Injuries Amount to Pressure

On August 1, 2009, the 31st pick in the 2009 NFL draft, RB Chris “Beanie” Wells, signed a five-year contract worth $11.8 million, with $6.3 million guaranteed; on August 2, he was already injured.

In his first professional practice, Wells suffered an ankle injury (not so surprisingly, it was on the right ankle connected to the right foot which caused him to miss three games in 2008 while at Ohio State) on his right ankle that has been reported as a “minor” ankle injury. The problem is that there is no such thing as a “minor” injury in the NFL. Now that he has been sidelined, for an indefinite time period, he is losing valuable repetitions at his position that he will never get back. 

The problem with most young rookies who are drafted high rounds is they forget the professional ranks do not operate like the collegiate ranks. Most of the 256 players who were drafted in 2009 were essentially T.M.O.C.s (The Man On Campus) during their collegiate playing days. But having the opportunity to play at the professional level is now a J.O.B.! 

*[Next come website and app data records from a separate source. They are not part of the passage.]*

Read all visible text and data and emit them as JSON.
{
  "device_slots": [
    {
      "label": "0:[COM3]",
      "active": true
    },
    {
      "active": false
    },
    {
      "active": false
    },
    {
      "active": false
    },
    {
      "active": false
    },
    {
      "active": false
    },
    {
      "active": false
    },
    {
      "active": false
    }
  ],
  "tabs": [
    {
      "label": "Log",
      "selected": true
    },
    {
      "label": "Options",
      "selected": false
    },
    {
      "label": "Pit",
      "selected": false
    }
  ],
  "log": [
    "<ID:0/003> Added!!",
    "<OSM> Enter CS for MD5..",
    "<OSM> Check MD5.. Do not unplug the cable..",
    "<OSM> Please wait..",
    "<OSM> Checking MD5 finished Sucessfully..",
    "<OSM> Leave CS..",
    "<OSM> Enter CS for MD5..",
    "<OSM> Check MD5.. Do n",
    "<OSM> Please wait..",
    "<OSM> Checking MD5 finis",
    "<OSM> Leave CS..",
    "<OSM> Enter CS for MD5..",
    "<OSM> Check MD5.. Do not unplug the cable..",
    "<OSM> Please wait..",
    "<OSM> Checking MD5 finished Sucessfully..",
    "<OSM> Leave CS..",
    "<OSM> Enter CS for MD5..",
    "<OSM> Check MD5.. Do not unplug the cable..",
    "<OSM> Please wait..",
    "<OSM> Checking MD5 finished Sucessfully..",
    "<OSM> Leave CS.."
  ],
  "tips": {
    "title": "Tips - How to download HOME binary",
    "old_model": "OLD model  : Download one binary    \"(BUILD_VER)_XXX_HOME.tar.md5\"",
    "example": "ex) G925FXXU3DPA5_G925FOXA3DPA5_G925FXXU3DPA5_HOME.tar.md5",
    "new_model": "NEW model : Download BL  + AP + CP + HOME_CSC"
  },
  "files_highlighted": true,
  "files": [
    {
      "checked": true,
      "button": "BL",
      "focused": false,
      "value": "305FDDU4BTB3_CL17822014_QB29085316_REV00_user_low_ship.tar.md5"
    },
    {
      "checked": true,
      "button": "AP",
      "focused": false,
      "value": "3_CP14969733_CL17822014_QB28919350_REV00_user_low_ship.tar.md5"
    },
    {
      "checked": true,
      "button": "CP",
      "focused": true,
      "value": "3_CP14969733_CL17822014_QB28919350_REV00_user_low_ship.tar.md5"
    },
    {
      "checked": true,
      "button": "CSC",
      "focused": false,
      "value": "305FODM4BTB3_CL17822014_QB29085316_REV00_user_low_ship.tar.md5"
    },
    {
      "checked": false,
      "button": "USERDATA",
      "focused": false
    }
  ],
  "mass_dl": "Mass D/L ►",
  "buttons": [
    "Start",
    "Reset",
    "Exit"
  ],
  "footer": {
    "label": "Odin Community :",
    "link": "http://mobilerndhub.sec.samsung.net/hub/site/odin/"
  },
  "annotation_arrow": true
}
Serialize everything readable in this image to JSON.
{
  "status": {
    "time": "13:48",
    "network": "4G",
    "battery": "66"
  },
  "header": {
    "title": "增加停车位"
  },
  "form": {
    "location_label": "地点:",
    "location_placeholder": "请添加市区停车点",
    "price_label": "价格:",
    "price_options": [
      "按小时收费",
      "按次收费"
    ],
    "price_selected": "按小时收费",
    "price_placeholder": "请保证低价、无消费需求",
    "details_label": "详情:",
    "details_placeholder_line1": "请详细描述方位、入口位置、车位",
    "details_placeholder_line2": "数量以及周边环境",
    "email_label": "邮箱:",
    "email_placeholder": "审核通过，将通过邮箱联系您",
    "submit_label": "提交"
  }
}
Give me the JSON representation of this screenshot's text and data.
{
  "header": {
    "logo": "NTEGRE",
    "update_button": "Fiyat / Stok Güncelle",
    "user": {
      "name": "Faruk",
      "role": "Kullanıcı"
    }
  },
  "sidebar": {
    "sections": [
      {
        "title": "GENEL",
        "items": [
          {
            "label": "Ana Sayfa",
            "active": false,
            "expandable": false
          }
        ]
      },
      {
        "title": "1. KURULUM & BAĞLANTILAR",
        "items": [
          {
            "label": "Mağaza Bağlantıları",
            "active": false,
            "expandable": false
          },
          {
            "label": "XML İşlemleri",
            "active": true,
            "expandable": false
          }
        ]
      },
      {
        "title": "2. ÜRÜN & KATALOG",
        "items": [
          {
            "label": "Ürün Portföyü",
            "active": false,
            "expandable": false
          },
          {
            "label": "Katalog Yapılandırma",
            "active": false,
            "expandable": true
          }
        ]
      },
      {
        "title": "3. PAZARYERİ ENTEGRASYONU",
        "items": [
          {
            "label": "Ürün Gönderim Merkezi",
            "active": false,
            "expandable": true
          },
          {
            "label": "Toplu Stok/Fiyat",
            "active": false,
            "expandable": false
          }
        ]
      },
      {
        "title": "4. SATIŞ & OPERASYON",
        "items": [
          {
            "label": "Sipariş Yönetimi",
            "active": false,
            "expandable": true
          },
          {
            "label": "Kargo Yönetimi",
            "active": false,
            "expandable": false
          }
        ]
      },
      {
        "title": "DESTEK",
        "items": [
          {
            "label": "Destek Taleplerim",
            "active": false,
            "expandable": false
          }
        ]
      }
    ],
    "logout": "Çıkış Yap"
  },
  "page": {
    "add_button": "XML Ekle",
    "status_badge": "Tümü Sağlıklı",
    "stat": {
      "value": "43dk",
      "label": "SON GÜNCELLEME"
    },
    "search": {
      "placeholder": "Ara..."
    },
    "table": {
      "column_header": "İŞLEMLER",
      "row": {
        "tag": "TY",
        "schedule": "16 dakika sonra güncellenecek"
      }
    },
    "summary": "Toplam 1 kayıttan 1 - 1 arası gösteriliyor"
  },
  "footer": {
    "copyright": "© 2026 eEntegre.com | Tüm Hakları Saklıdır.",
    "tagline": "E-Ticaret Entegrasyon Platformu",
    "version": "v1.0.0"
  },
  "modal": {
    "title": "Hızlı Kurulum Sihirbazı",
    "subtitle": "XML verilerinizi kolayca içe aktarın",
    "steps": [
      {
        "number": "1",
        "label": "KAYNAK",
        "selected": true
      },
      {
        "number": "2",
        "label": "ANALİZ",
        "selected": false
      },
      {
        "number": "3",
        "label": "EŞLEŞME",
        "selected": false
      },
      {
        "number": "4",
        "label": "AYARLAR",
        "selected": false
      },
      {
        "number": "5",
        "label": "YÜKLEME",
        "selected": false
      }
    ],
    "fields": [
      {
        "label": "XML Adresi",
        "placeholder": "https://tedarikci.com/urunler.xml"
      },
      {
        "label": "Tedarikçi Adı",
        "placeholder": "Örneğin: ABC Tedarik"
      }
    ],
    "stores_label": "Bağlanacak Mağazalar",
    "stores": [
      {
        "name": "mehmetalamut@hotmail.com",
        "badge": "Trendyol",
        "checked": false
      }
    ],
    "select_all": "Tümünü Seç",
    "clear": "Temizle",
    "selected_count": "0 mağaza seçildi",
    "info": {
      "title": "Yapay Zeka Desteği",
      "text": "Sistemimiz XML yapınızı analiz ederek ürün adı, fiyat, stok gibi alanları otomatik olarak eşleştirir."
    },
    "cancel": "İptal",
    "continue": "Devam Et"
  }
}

One of the most shocking and perplexing realities for an injured player is the fact that many think  they have time to “completely” heal the injury. Unfortunately, this is not always the case, because the competition for playing time is at a premium, so the pressure is mounting to get back on the practice field as soon as possible.

Including preseason and regular season, but excluding playoffs, there are essentially 20 games a player may participate in at the professional level, as opposed to the 12 or 13 he played in college. By the time the middle of the season arrives, most rookie player’s bodies are so worn down, and that injury that was sustained in training camp is not getting sufficient time to heal.

So the pressure (self inflicted, public, or whatever you call it) is on for Wells to get back on the field as so as possible, but at what price will it cost him in terms of lost reps which can lead to a lost job, or coming back before he is ready, which can also lead to a lost job!

Advertisements

About this entry